For a brief period, this was not the watered-down, hip sub-culture capitalism that we know so well today; in fact, for the original advocates freedom for its own sake, freeing every-thing for everybody embodied “free” as both noun and verb in the most extreme and extraordinary forms of utopian thinking. This was then translated into the communal actions and distribution networks that fused the forces of resistance under one political and cultural and economic banner.
In the poetic and uncompromising manifestos of Abbie Hoffman; Julian Beck, The White Panther Party, and the San Francisco Diggers, property is transcended. When these pranksterish prophets and their kin put such notions into practice, it looked then as if the old order was crumbling, and the gift economy looked like the new world.
When today’s anarchist activists speak of creating community centers, autonomous zones, radical retreats, and counter-institutions, a trend that has steadily continued and mutated since the late 1980s, they update and continue the movement for free clinics, free schools, and free stores instigated in the late ‘60s and early ‘70s. Now as then, our anti-economics acknowledges a trans-historical thread; remembering and reclaiming the commons.
Today in North America, remnants of these utopian proclamations, permutations, and practices can be seen at Rainbow Gatherings and the Burning Man Festival and with groups like Food Not Bombs.
Somehow, these values, visions, and practical vistas must supersede the stigma associated with hippie-punk subcultures and become more tangible and available to ever larger groups of people.

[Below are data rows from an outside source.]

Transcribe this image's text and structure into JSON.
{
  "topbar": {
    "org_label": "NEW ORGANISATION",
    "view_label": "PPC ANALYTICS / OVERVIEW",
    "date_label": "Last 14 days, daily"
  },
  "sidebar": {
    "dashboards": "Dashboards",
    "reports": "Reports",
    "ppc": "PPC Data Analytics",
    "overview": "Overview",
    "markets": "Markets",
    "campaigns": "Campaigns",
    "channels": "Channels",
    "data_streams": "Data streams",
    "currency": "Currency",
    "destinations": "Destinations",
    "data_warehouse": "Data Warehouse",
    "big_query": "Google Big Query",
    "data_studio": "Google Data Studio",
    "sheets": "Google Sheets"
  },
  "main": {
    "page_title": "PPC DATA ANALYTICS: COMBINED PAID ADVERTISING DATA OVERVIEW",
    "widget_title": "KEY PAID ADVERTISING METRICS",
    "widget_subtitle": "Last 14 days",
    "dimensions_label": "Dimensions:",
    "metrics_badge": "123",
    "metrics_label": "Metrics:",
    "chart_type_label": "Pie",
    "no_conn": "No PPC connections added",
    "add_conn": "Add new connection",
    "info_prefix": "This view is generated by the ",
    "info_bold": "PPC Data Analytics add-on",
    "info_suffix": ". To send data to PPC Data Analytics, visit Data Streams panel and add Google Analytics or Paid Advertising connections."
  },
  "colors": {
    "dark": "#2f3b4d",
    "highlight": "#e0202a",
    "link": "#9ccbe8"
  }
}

The time may come all too quickly when our experiments in self-sustenance and our rehearsals for revolution must feed and house our bodies as well as our dreams.
This will be a gamble, but what do we have to lose? As capitalism kicks down another door to destroy the future, the gift economy is “kickin’ it” as an ecstatic alternative to collective denial.